This year's ceremony will be held Saturday, Feb. 26 at 2 PM PST. However, unlike previous years where the ceremony was broadcast live, IFC has decided to rebroadcast cast the show in an edited form later that night at 10 PM EST/PST. That will no doubt save the company money on satellite feeds, but ruin some of the fun for awards season fans.
Film Independent did announce more good news, however, when it revealed that Audrey Morrissey has agreed to join Dick Clark Productions to Executive Produce this year's telecast. A veteran of the 2010 MTV Movie Awards, 2010 People's Choice Awards and 2009 MTV Latin American VMAs, Morrissey should bring a more professional and slicker presentation to what has always been a mixed bag affair. Whether last year's host, Eddie Izzard, will be given another chance in a better setting remains to be seen (here's hoping).
Plus: LAFCA honors Paul Mazursky, BAFTA's Britannia Awards finds a TV home
Can Oscar lightning strike twice? That's what Freestyle Releasing and Halle Berry are hoping for after moving the former best actress winner's new film, "Frankie and Alice," to a limited release in Dec.
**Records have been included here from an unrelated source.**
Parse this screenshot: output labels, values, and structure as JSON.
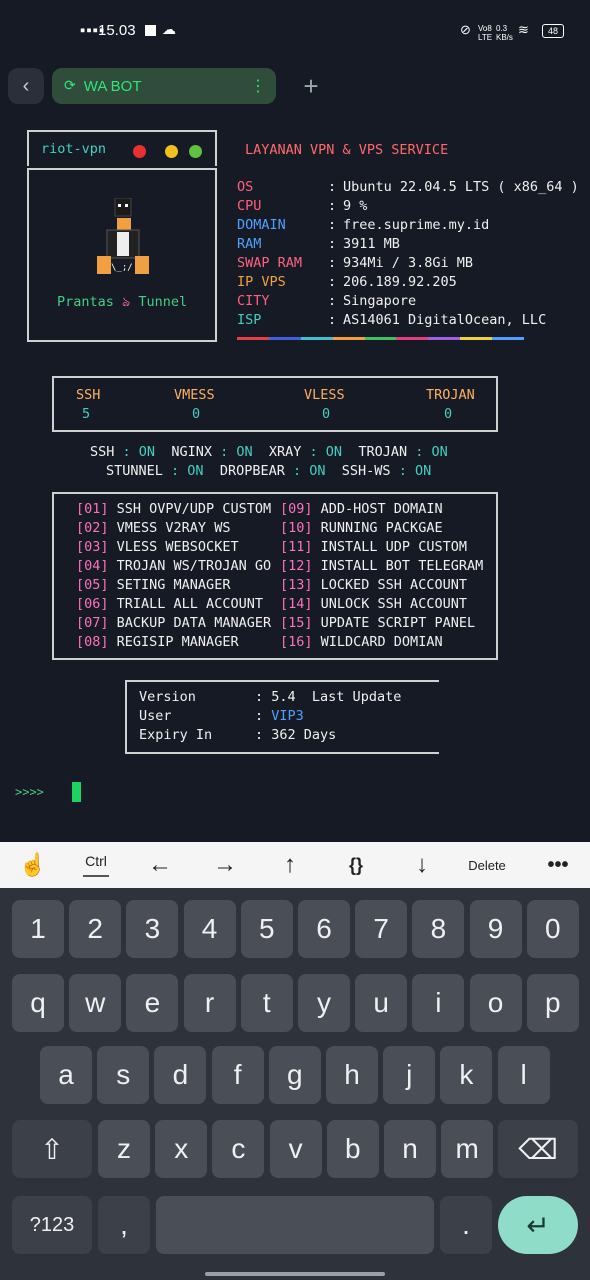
{
  "status_bar": {
    "time": "15.03",
    "network": "Vo8 LTE",
    "speed": "0.3 KB/s",
    "battery": "48"
  },
  "tab": {
    "title": "WA BOT"
  },
  "header": {
    "app_name": "riot-vpn",
    "service": "LAYANAN VPN & VPS SERVICE",
    "brand": "Prantas",
    "brand_symbol": "ঌ",
    "brand_suffix": "Tunnel"
  },
  "sysinfo": [
    {
      "key": "OS",
      "value": "Ubuntu 22.04.5 LTS ( x86_64 )"
    },
    {
      "key": "CPU",
      "value": "9 %"
    },
    {
      "key": "DOMAIN",
      "value": "free.suprime.my.id"
    },
    {
      "key": "RAM",
      "value": "3911 MB"
    },
    {
      "key": "SWAP RAM",
      "value": "934Mi / 3.8Gi MB"
    },
    {
      "key": "IP VPS",
      "value": "206.189.92.205"
    },
    {
      "key": "CITY",
      "value": "Singapore"
    },
    {
      "key": "ISP",
      "value": "AS14061 DigitalOcean, LLC"
    }
  ],
  "accounts": [
    {
      "name": "SSH",
      "count": "5"
    },
    {
      "name": "VMESS",
      "count": "0"
    },
    {
      "name": "VLESS",
      "count": "0"
    },
    {
      "name": "TROJAN",
      "count": "0"
    }
  ],
  "services_row1": [
    {
      "name": "SSH",
      "state": "ON"
    },
    {
      "name": "NGINX",
      "state": "ON"
    },
    {
      "name": "XRAY",
      "state": "ON"
    },
    {
      "name": "TROJAN",
      "state": "ON"
    }
  ],
  "services_row2": [
    {
      "name": "STUNNEL",
      "state": "ON"
    },
    {
      "name": "DROPBEAR",
      "state": "ON"
    },
    {
      "name": "SSH-WS",
      "state": "ON"
    }
  ],
  "menu_left": [
    {
      "num": "[01]",
      "label": "SSH OVPV/UDP CUSTOM"
    },
    {
      "num": "[02]",
      "label": "VMESS V2RAY WS"
    },
    {
      "num": "[03]",
      "label": "VLESS WEBSOCKET"
    },
    {
      "num": "[04]",
      "label": "TROJAN WS/TROJAN GO"
    },
    {
      "num": "[05]",
      "label": "SETING MANAGER"
    },
    {
      "num": "[06]",
      "label": "TRIALL ALL ACCOUNT"
    },
    {
      "num": "[07]",
      "label": "BACKUP DATA MANAGER"
    },
    {
      "num": "[08]",
      "label": "REGISIP MANAGER"
    }
  ],
  "menu_right": [
    {
      "num": "[09]",
      "label": "ADD-HOST DOMAIN"
    },
    {
      "num": "[10]",
      "label": "RUNNING PACKGAE"
    },
    {
      "num": "[11]",
      "label": "INSTALL UDP CUSTOM"
    },
    {
      "num": "[12]",
      "label": "INSTALL BOT TELEGRAM"
    },
    {
      "num": "[13]",
      "label": "LOCKED SSH ACCOUNT"
    },
    {
      "num": "[14]",
      "label": "UNLOCK SSH ACCOUNT"
    },
    {
      "num": "[15]",
      "label": "UPDATE SCRIPT PANEL"
    },
    {
      "num": "[16]",
      "label": "WILDCARD DOMIAN"
    }
  ],
  "version_info": {
    "version_label": "Version",
    "version_value": "5.4",
    "last_update": "Last Update",
    "user_label": "User",
    "user_value": "VIP3",
    "expiry_label": "Expiry In",
    "expiry_value": "362 Days"
  },
  "prompt": ">>>>",
  "toolbar": {
    "ctrl": "Ctrl",
    "delete": "Delete",
    "braces": "{}"
  },
  "keyboard": {
    "row_numbers": [
      "1",
      "2",
      "3",
      "4",
      "5",
      "6",
      "7",
      "8",
      "9",
      "0"
    ],
    "row1": [
      "q",
      "w",
      "e",
      "r",
      "t",
      "y",
      "u",
      "i",
      "o",
      "p"
    ],
    "row2": [
      "a",
      "s",
      "d",
      "f",
      "g",
      "h",
      "j",
      "k",
      "l"
    ],
    "row3": [
      "z",
      "x",
      "c",
      "v",
      "b",
      "n",
      "m"
    ],
    "symbols": "?123",
    "comma": ",",
    "period": "."
  }
}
Directed by Geoffrey Sax ("Othello," "White Noise"), the '70's era true story finds Berry playing Frankie Murdoch, a stripper trying to deal with her dissociative identity disorder or multiple personalities, one of which just happens to be racist (uh-oh). The film debuted at the 2010 Cannes Film Festival, and while the picture didn't set the Croisette on fire, Berry got strong notices for her performance. Now, Freestyle will release the picture for a qualifying run in New York and Los Angeles on Dec. 17, before a regular theatrical release occurs on Feb. 4, 2011 (assuming Berry gets a nomination).
French filmmaking legend won't make the trip to the Governors Awards
As many expected, the Academy of Motion Picture Arts and Sciences announced today that French filmmaking legend Jean-Luc Godard won't make the trip to the Governors Awards to accept his honorary Oscar in person.
In a statement from the Academy, Academy president Tom Sherak noted, “He reiterated his thanks for the award and also sent his good wishes to the other individuals being honored the same night – Kevin Brownlow, Francis Ford Coppola and Eli Wallach – who he refers to as ‘the three other musketeers.’”
This isn't a huge surprise for the Academy as Godard is known to fear air travel and has even skipped Cannes to avoid it.
The Academy will pay tribute to Godard through film clips and commentary by his admirers (although why a satellite hook up isn't being arranged or even a Skype call is unclear). The award will be accepted on Godard’s behalf by the Academy and following the event his statue will be delivered to him in Switzerland.
The Governors Awards take place at the Hollywood and Highland complex on Nov. 13.
Plus: Anika Noni Rose and Phylicia Rashad on the new drama
There is something interesting going on with the early reviews for Tyler Perry's "For Colored Girls." The adaptation of Ntozake Shange's play is the first picture Perry has directed that's not based on his own source material. It's his most challenging work to date and features stellar turns from Kimberly Elise, Thandie Newton and Phylicia Rashad among others. But will the critics give Perry's latest a fair shot? We're not so sure. But more on that later...
48 hour trip to LA to campaign for her Sundance breakout
Jennifer Lawrence cant get the blue makeup off her right ear. The 20-year-old actress is in the middle of a 48-hour reprieve from being covered head to toe in blue make up in Matthew Vaughn's reboot of the Marvel mutant franchise, "X-Men: First Class," but even half way across the world from "X-Men's" London soundstages, she can't get rid of the blue stuff. Lawrence has returned to Los Angeles to remind voters about her acclaimed performance in "Winter's Bone." And you can't blame her or distributor Roadside Attractions for breaking out the wine glasses once again.